You can now hang the rope coil on a cleat or peg. (Rope must be stored hanging and not left on the ground.)

If you need to hitch the rope to something then this loop system isn’t much use. Just wrap the tail end round and round and push the tail through the loop instead.

It’s a little difficult to explain on paper, I’ll show you and you need to practice.


Figure of eight coil

Coiling as a figure of eight almost eliminates all problems of kinking, however, as the coil cannot hold it’s shape it must be kept laid out on the floor. Sometimes a spot line with a large amount of travel will be laid out on the flyfloor in a figure of eight coil to minimise the risk of a kink jamming in the pulleys during a cue.



Man Made Fibres and Synthetic Rope

Man made fibre ropes made their debut towards the end of the Second World War and put to an end 5000 years of natural fibre ropes monopoly.

More and more synthetic alternatives to Manilla rope are appearing on the market.
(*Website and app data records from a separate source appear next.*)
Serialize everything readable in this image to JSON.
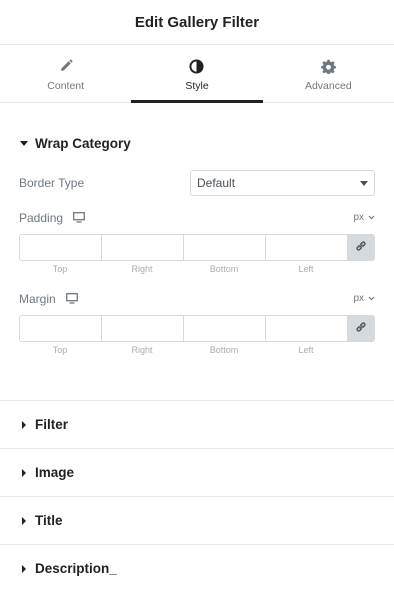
{
  "header": {
    "title": "Edit Gallery Filter"
  },
  "tabs": [
    {
      "label": "Content",
      "icon": "pencil-icon",
      "active": false
    },
    {
      "label": "Style",
      "icon": "contrast-icon",
      "active": true
    },
    {
      "label": "Advanced",
      "icon": "gear-icon",
      "active": false
    }
  ],
  "wrap_category": {
    "title": "Wrap Category",
    "border_type": {
      "label": "Border Type",
      "value": "Default"
    },
    "padding": {
      "label": "Padding",
      "unit": "px",
      "fields": [
        "Top",
        "Right",
        "Bottom",
        "Left"
      ],
      "values": [
        "",
        "",
        "",
        ""
      ]
    },
    "margin": {
      "label": "Margin",
      "unit": "px",
      "fields": [
        "Top",
        "Right",
        "Bottom",
        "Left"
      ],
      "values": [
        "",
        "",
        "",
        ""
      ]
    }
  },
  "collapsed_sections": [
    {
      "title": "Filter"
    },
    {
      "title": "Image"
    },
    {
      "title": "Title"
    },
    {
      "title": "Description_"
    }
  ],
  "colors": {
    "heading": "#1f2124",
    "muted": "#6d7882",
    "border": "#d5dadf",
    "link_bg": "#d5dadf"
  }
}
Size for size they are lighter, stronger and cheaper than ropes made from natural fibres. They do not rot if left wet and they take a range of colours well.

Hempex is a synthetic rope on the market, which is an extremely good attempt to make a synthetic rope appear and behave as a natural fibre rope. The Academy has a couple of Hempex counterweight control lines. It is a 3 strand, right hand, hard lay rope with the appearance of old style cotton hemp. It is easy to splice and is soft to the touch. It is strong, does not heat up too much when running through your hands and does not leave the operator with a handful of “skelfs” like Manilla does.

There are other kinds of synthetic rope we use which are not made to mimic their natural fibre cousins. They are the types of rope that rock climbers, cavers, abseilers etc use. These ropes are made from a core which has number strong fibres and these are protected by the outer sheath which is the part we see.

The ropes used with our rope access equipment and the fall arrest equipment are all synthetic. These ropes generally are extremely strong and durable and are either static or dynamic depending on their intended use.


Dynamic Rope – Traditional climbers rope used where there is an expectancy of shock loading. It is designed to stretch when placed under load and can therefore absorb much of the force of a fall or sudden load.



Static Rope – Abseiling and rope access rope where the stretching properties of dynamic rope would make it difficult to ascend or descend a fixed line rope. The rope is constructed pre-tensioned which eliminates much of the stretch. It still has some elasticity under load but should never be used as a safety line in a fall arrest set up.